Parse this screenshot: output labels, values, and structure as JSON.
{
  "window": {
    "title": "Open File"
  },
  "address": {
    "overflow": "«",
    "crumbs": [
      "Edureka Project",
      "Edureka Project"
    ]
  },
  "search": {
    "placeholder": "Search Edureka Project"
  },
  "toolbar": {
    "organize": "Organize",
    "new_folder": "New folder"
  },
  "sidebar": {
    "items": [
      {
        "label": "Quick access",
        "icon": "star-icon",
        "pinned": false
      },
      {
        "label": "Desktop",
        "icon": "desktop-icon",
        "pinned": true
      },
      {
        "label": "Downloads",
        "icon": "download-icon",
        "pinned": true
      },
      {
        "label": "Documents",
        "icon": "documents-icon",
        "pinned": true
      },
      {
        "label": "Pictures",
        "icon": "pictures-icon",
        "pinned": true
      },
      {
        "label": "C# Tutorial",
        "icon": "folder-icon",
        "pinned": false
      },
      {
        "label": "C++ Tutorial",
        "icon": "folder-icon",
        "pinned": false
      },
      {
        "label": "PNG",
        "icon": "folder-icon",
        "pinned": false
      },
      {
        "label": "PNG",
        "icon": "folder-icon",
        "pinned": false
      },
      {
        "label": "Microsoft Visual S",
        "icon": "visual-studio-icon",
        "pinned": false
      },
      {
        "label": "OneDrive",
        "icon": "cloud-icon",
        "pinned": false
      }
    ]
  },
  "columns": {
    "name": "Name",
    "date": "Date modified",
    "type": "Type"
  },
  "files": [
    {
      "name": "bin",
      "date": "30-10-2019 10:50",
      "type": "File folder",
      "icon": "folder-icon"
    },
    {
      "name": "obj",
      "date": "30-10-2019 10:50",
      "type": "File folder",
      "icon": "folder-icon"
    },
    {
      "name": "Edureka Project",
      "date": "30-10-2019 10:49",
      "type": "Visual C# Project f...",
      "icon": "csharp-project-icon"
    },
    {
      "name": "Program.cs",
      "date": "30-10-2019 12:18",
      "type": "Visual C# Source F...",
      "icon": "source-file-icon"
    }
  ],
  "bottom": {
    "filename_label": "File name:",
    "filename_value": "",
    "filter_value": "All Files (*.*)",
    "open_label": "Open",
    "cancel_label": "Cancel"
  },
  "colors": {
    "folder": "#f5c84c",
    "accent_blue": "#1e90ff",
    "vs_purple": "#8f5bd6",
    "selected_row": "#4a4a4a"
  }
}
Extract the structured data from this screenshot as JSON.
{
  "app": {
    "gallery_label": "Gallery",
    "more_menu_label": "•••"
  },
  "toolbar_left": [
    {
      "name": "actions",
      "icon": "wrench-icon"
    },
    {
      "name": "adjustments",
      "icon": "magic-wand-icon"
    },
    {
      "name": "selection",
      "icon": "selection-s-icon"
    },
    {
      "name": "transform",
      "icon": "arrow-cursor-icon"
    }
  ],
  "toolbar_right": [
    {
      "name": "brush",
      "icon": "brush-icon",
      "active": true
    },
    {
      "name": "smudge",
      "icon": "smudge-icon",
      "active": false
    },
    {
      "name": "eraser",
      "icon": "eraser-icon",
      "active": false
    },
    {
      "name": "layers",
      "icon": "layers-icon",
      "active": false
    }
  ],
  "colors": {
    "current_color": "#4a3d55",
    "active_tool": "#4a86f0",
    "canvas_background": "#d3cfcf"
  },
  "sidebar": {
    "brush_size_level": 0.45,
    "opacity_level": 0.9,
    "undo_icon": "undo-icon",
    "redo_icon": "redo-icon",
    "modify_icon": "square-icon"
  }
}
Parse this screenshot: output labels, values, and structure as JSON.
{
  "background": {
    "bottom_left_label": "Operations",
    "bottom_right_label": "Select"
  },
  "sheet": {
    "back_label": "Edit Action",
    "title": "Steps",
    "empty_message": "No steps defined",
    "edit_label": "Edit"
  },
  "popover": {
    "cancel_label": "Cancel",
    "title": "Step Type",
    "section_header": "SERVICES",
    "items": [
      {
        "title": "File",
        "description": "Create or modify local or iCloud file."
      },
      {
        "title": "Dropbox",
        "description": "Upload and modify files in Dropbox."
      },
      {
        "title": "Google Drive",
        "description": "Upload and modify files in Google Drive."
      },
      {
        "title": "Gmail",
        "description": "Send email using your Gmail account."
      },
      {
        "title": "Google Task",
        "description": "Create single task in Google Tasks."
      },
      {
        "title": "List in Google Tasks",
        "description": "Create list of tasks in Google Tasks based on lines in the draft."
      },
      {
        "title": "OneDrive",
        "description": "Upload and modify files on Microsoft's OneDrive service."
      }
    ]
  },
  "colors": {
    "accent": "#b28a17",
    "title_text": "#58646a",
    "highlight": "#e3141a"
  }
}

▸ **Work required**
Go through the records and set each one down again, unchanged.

▸ **Solved problem**
Parse this screenshot: output labels, values, and structure as JSON.
{
  "window": {
    "title": "Open File"
  },
  "address": {
    "overflow": "«",
    "crumbs": [
      "Edureka Project",
      "Edureka Project"
    ]
  },
  "search": {
    "placeholder": "Search Edureka Project"
  },
  "toolbar": {
    "organize": "Organize",
    "new_folder": "New folder"
  },
  "sidebar": {
    "items": [
      {
        "label": "Quick access",
        "icon": "star-icon",
        "pinned": false
      },
      {
        "label": "Desktop",
        "icon": "desktop-icon",
        "pinned": true
      },
      {
        "label": "Downloads",
        "icon": "download-icon",
        "pinned": true
      },
      {
        "label": "Documents",
        "icon": "documents-icon",
        "pinned": true
      },
      {
        "label": "Pictures",
        "icon": "pictures-icon",
        "pinned": true
      },
      {
        "label": "C# Tutorial",
        "icon": "folder-icon",
        "pinned": false
      },
      {
        "label": "C++ Tutorial",
        "icon": "folder-icon",
        "pinned": false
      },
      {
        "label": "PNG",
        "icon": "folder-icon",
        "pinned": false
      },
      {
        "label": "PNG",
        "icon": "folder-icon",
        "pinned": false
      },
      {
        "label": "Microsoft Visual S",
        "icon": "visual-studio-icon",
        "pinned": false
      },
      {
        "label": "OneDrive",
        "icon": "cloud-icon",
        "pinned": false
      }
    ]
  },
  "columns": {
    "name": "Name",
    "date": "Date modified",
    "type": "Type"
  },
  "files": [
    {
      "name": "bin",
      "date": "30-10-2019 10:50",
      "type": "File folder",
      "icon": "folder-icon"
    },
    {
      "name": "obj",
      "date": "30-10-2019 10:50",
      "type": "File folder",
      "icon": "folder-icon"
    },
    {
      "name": "Edureka Project",
      "date": "30-10-2019 10:49",
      "type": "Visual C# Project f...",
      "icon": "csharp-project-icon"
    },
    {
      "name": "Program.cs",
      "date": "30-10-2019 12:18",
      "type": "Visual C# Source F...",
      "icon": "source-file-icon"
    }
  ],
  "bottom": {
    "filename_label": "File name:",
    "filename_value": "",
    "filter_value": "All Files (*.*)",
    "open_label": "Open",
    "cancel_label": "Cancel"
  },
  "colors": {
    "folder": "#f5c84c",
    "accent_blue": "#1e90ff",
    "vs_purple": "#8f5bd6",
    "selected_row": "#4a4a4a"
  }
}
Extract the structured data from this screenshot as JSON.
{
  "app": {
    "gallery_label": "Gallery",
    "more_menu_label": "•••"
  },
  "toolbar_left": [
    {
      "name": "actions",
      "icon": "wrench-icon"
    },
    {
      "name": "adjustments",
      "icon": "magic-wand-icon"
    },
    {
      "name": "selection",
      "icon": "selection-s-icon"
    },
    {
      "name": "transform",
      "icon": "arrow-cursor-icon"
    }
  ],
  "toolbar_right": [
    {
      "name": "brush",
      "icon": "brush-icon",
      "active": true
    },
    {
      "name": "smudge",
      "icon": "smudge-icon",
      "active": false
    },
    {
      "name": "eraser",
      "icon": "eraser-icon",
      "active": false
    },
    {
      "name": "layers",
      "icon": "layers-icon",
      "active": false
    }
  ],
  "colors": {
    "current_color": "#4a3d55",
    "active_tool": "#4a86f0",
    "canvas_background": "#d3cfcf"
  },
  "sidebar": {
    "brush_size_level": 0.45,
    "opacity_level": 0.9,
    "undo_icon": "undo-icon",
    "redo_icon": "redo-icon",
    "modify_icon": "square-icon"
  }
}
Parse this screenshot: output labels, values, and structure as JSON.
{
  "background": {
    "bottom_left_label": "Operations",
    "bottom_right_label": "Select"
  },
  "sheet": {
    "back_label": "Edit Action",
    "title": "Steps",
    "empty_message": "No steps defined",
    "edit_label": "Edit"
  },
  "popover": {
    "cancel_label": "Cancel",
    "title": "Step Type",
    "section_header": "SERVICES",
    "items": [
      {
        "title": "File",
        "description": "Create or modify local or iCloud file."
      },
      {
        "title": "Dropbox",
        "description": "Upload and modify files in Dropbox."
      },
      {
        "title": "Google Drive",
        "description": "Upload and modify files in Google Drive."
      },
      {
        "title": "Gmail",
        "description": "Send email using your Gmail account."
      },
      {
        "title": "Google Task",
        "description": "Create single task in Google Tasks."
      },
      {
        "title": "List in Google Tasks",
        "description": "Create list of tasks in Google Tasks based on lines in the draft."
      },
      {
        "title": "OneDrive",
        "description": "Upload and modify files on Microsoft's OneDrive service."
      }
    ]
  },
  "colors": {
    "accent": "#b28a17",
    "title_text": "#58646a",
    "highlight": "#e3141a"
  }
}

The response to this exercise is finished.